A major review published today by Spotlight on Corruption shows that senior executives at the helm of large British companies that engage in economic crime, financial wrongdoing or regulatory breaches almost never face any consequences at all. The anti-corruption charity is calling for a major review of the law.
The new report reveals:
- All the top bodies responsible for prosecuting serious economic and financial crime are struggling to land prosecutions against senior executives in large firms, effectively putting them beyond the law.
- Just 6% of investigations under the government’s flagship Senior Managers regime, introduced in the wake of the financial crisis to hold bank bosses to account, have resulted in any enforcement action whatsoever.
- The Competition and Markets Authority (CMA) failed to prosecute any board-level senior executives in large firms following 11 prosecutions; the Serious Fraud Office has achieved just two convictions following 20 corporate enforcement actions; and just one regulatory action was taken by the Financial Conduct Authority (FCA) against an individual following 17 fines on banks (worth a total of £777 million) for money laundering.

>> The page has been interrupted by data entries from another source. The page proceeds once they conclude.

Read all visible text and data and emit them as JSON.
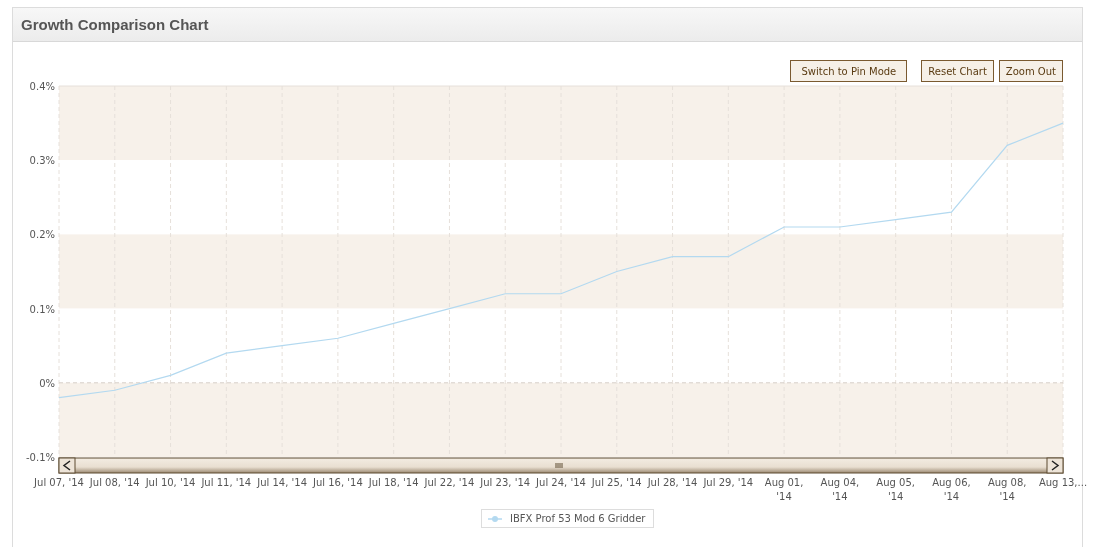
{
  "panel": {
    "title": "Growth Comparison Chart"
  },
  "toolbar": {
    "buttons": [
      "Switch to Pin Mode",
      "Reset Chart",
      "Zoom Out"
    ]
  },
  "chart_data": {
    "type": "line",
    "categories": [
      "Jul 07, '14",
      "Jul 08, '14",
      "Jul 10, '14",
      "Jul 11, '14",
      "Jul 14, '14",
      "Jul 16, '14",
      "Jul 18, '14",
      "Jul 22, '14",
      "Jul 23, '14",
      "Jul 24, '14",
      "Jul 25, '14",
      "Jul 28, '14",
      "Jul 29, '14",
      "Aug 01, '14",
      "Aug 04, '14",
      "Aug 05, '14",
      "Aug 06, '14",
      "Aug 08, '14",
      "Aug 13,..."
    ],
    "series": [
      {
        "name": "IBFX Prof 53 Mod 6 Gridder",
        "color": "#b3d9f0",
        "values": [
          -0.02,
          -0.01,
          0.01,
          0.04,
          0.05,
          0.06,
          0.08,
          0.1,
          0.12,
          0.12,
          0.15,
          0.17,
          0.17,
          0.21,
          0.21,
          0.22,
          0.23,
          0.32,
          0.35
        ]
      }
    ],
    "ylim": [
      -0.1,
      0.4
    ],
    "grid": true,
    "ref_lines": [
      {
        "axis": "y",
        "value": 0
      }
    ],
    "yticks": [
      {
        "value": 0.4,
        "label": "0.4%"
      },
      {
        "value": 0.3,
        "label": "0.3%"
      },
      {
        "value": 0.2,
        "label": "0.2%"
      },
      {
        "value": 0.1,
        "label": "0.1%"
      },
      {
        "value": 0,
        "label": "0%"
      },
      {
        "value": -0.1,
        "label": "-0.1%"
      }
    ]
  }
}
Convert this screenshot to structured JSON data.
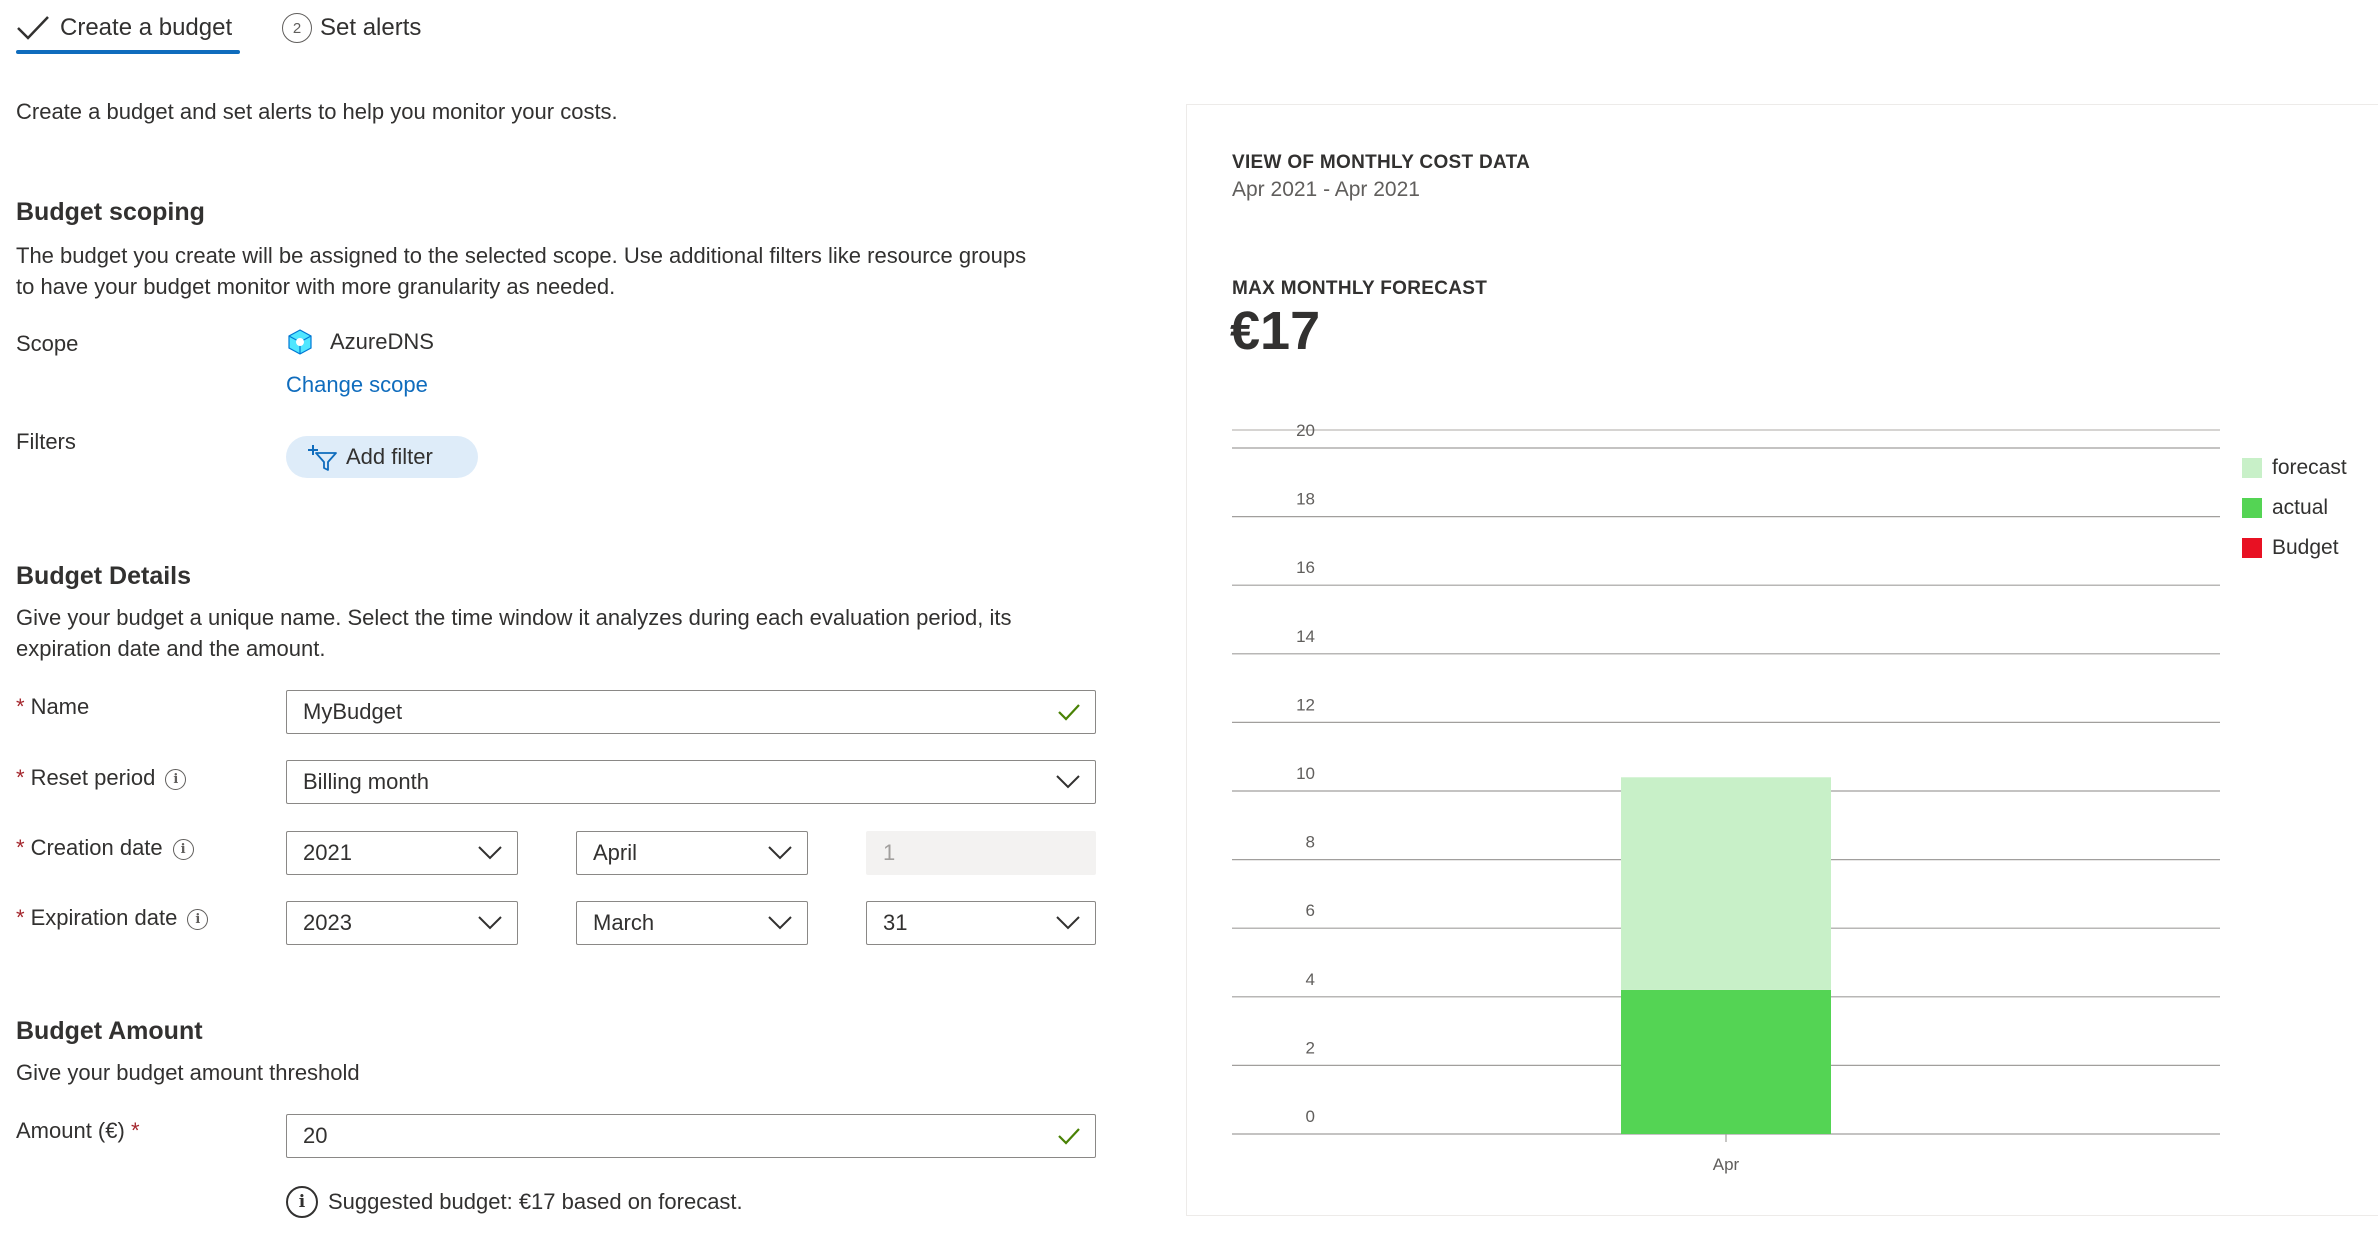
{
  "tabs": [
    {
      "label": "Create a budget",
      "active": true
    },
    {
      "label": "Set alerts",
      "step": "2"
    }
  ],
  "intro": "Create a budget and set alerts to help you monitor your costs.",
  "scoping": {
    "heading": "Budget scoping",
    "description_line1": "The budget you create will be assigned to the selected scope. Use additional filters like resource groups",
    "description_line2": "to have your budget monitor with more granularity as needed.",
    "scope_label": "Scope",
    "scope_value": "AzureDNS",
    "change_scope": "Change scope",
    "filters_label": "Filters",
    "add_filter": "Add filter"
  },
  "details": {
    "heading": "Budget Details",
    "description_line1": "Give your budget a unique name. Select the time window it analyzes during each evaluation period, its",
    "description_line2": "expiration date and the amount.",
    "required_mark": "*",
    "name_label": "Name",
    "name_value": "MyBudget",
    "reset_label": "Reset period",
    "reset_value": "Billing month",
    "creation_label": "Creation date",
    "creation_year": "2021",
    "creation_month": "April",
    "creation_day": "1",
    "expiration_label": "Expiration date",
    "expiration_year": "2023",
    "expiration_month": "March",
    "expiration_day": "31",
    "info_glyph": "i"
  },
  "amount": {
    "heading": "Budget Amount",
    "description": "Give your budget amount threshold",
    "amount_label": "Amount (€)",
    "amount_value": "20",
    "suggestion": "Suggested budget: €17 based on forecast."
  },
  "panel": {
    "title": "VIEW OF MONTHLY COST DATA",
    "range": "Apr 2021 - Apr 2021",
    "forecast_title": "MAX MONTHLY FORECAST",
    "forecast_value": "€17"
  },
  "colors": {
    "accent": "#0f6cbd",
    "forecast": "#c8f0c8",
    "actual": "#54d454",
    "budget": "#e81123",
    "valid_check": "#498205"
  },
  "chart_data": {
    "type": "bar",
    "categories": [
      "Apr"
    ],
    "series": [
      {
        "name": "actual",
        "values": [
          4.2
        ]
      },
      {
        "name": "forecast",
        "values": [
          6.2
        ]
      },
      {
        "name": "Budget",
        "values": []
      }
    ],
    "stacked": true,
    "ylim": [
      0,
      20
    ],
    "yticks": [
      0,
      2,
      4,
      6,
      8,
      10,
      12,
      14,
      16,
      18,
      20
    ],
    "legend": [
      "forecast",
      "actual",
      "Budget"
    ],
    "legend_position": "right",
    "grid": true
  }
}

- Directors from small and medium-sized enterprises (SMEs) are far more likely to face conviction, regulatory fines and bans than senior executives in large firms – and are often seen as “low-hanging fruit” by regulators. Large firms are likely to face lower corporate fines relative to turnover than SMEs.
Dr Susan Hawley, Executive Director of Spotlight on Corruption, said: “After every corporate scandal, from the financial crash to the Post Office, there are rightly calls for senior executives to face accountability – but this rarely happens. Whether it’s Airbus’ global bribery scheme, or NatWest’s money laundering, senior executives keep evading any responsibility. This lack of accountability is bad for British business, bad for the UK economy and bad for the British people.”
The UK government recently dropped plans to introduce corporate governance reforms and are consulting on whether to reform the Senior Managers regime. The report finds that the UK is becoming dangerously out of step with the USA, which has much stronger enforcement against directors and is expanding bonus clawback in light of evidence about its positive impact on corporate governance and business growth.
The report lays out nine crucial recommendations to improve accountability for senior executives in the UK. These include introducing a new criminal offence to help bring senior executives to justice when their company engages in economic crime, and creating a task force to ensure the different regulators work together to develop a coherent prosecution strategy.
The senior executives report
The new report – Power Without Responsibility: The state of senior executive accountability for economic crime in the UK today – was written by Dr Susan Hawley and Dr Daniel Beizsley. It looked at four different forms of accountability for senior executives in relation to economic crime in the UK: prosecution, regulatory action, disqualification, and removal of directors’ benefits.
The implications of the report will be discussed in Parliament at an event on Wednesday 7th February at 5pm, hosted by the APPG on Anti-Corruption & Responsible Tax and chaired by Dame Margaret Hodge MP.
42% of the UK public associates economic crime with senior executives of big business according to recent polling by the UK Anti-Corruption Coalition – almost on a par with oligarchs and kleptocrats. Last year’s Ipsos Veracity Index noted that just 30% of the UK public trusts business leaders to tell the truth.
The executive summary and the full report can be downloaded on the links below.